Time and technology have moved on. Amanda looks things up on the Internet, and a woman excitedly uses her “cellular phone” to summon help along the way. But her students are tuned into a Walkman, and computers use floppy disks as backup. A lot has changed since 1999 when Adam and Evil was first published. Unfortunately, not everything has. I’m writing this introduction in 2013 after a particularly horrific school shooting, so it is sad to read, in the very first chapter:
“Kids today aren’t what they used to be, which was predictably, but nonlethally, weird… [Now] Headlines erupted with stories about teens who expressed their moodiness by blowing away their classmates, teachers, and whoever else peeved them.”
I hope future readers will find that paragraph and that kind of event as dated and relegated to the past as Amanda’s floppy disks are to us today, and that future mystery writers will need to get their ideas elsewhere, because there will be no more such news items.
Odd is not a useful definition when referring to adolescents. It’s hard differentiating between a teenager with problems and one whose only problem is being a teenager. It’s nearly impossible for an English teacher to know if a sulky withdrawal is a sign of depression that requires attention, or a fit of I-want-to-die grief because the team lost a game.
I’m supposed to develop language skills, not psychoanalyze students. Besides, I play a tiny role in their life and consciousness.
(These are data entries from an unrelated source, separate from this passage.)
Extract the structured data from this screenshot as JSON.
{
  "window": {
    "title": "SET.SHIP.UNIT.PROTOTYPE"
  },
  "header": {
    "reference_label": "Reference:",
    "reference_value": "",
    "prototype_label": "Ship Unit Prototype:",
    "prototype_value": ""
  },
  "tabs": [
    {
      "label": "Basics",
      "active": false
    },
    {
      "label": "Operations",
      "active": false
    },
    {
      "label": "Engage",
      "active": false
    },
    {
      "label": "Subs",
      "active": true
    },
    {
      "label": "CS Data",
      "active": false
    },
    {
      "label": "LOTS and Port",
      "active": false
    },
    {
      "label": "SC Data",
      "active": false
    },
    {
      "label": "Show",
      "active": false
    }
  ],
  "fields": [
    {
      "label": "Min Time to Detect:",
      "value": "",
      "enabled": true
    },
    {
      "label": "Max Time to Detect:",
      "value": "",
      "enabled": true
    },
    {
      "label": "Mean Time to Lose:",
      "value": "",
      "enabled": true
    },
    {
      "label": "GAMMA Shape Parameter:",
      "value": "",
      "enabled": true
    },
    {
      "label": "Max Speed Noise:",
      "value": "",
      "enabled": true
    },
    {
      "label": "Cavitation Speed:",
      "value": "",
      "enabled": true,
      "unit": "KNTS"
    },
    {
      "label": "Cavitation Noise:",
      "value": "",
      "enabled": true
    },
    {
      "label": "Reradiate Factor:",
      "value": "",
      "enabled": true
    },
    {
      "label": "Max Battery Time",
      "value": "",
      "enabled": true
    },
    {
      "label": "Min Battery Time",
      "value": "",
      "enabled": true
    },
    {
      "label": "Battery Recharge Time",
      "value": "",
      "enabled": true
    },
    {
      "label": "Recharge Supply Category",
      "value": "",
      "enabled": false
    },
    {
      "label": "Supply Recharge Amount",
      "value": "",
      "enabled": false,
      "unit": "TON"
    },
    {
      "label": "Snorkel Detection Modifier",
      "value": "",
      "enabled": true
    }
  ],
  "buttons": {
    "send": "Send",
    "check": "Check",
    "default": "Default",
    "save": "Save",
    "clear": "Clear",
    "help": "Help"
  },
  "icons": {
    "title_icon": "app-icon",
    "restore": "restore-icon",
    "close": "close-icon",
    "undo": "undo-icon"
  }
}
A pie chart of the teenage brain reveals that 54 percent of that organ is devoted to tracking the state of their hormones, 21 percent does play-by-play analyses of their mercurial moods, and 10 percent is given over to calculations: what music they desperately need, what movies they’d die if they didn’t see, and what items of clothing everybody else has but they don’t. Another 8 percent debates how to fill time when school is out; 4 percent charts who did or didn’t look at or speak to them in the manner they desired; 2 percent critiques the personal lives and wardrobes of their peers and anyone in People or Entertainment Weekly magazine. The remaining 1 percent of attention is divided among whatever academic subjects they like.
These proportions fluctuate under the pressures of momentous life events, such as attending a prom, being admitted to college, or getting a zit. But by and large, this is the adolescent brain, and there is precious little place in it for either me or my course of study. I stand outside, arms waving like semaphores, trying to wedge my message into whatever space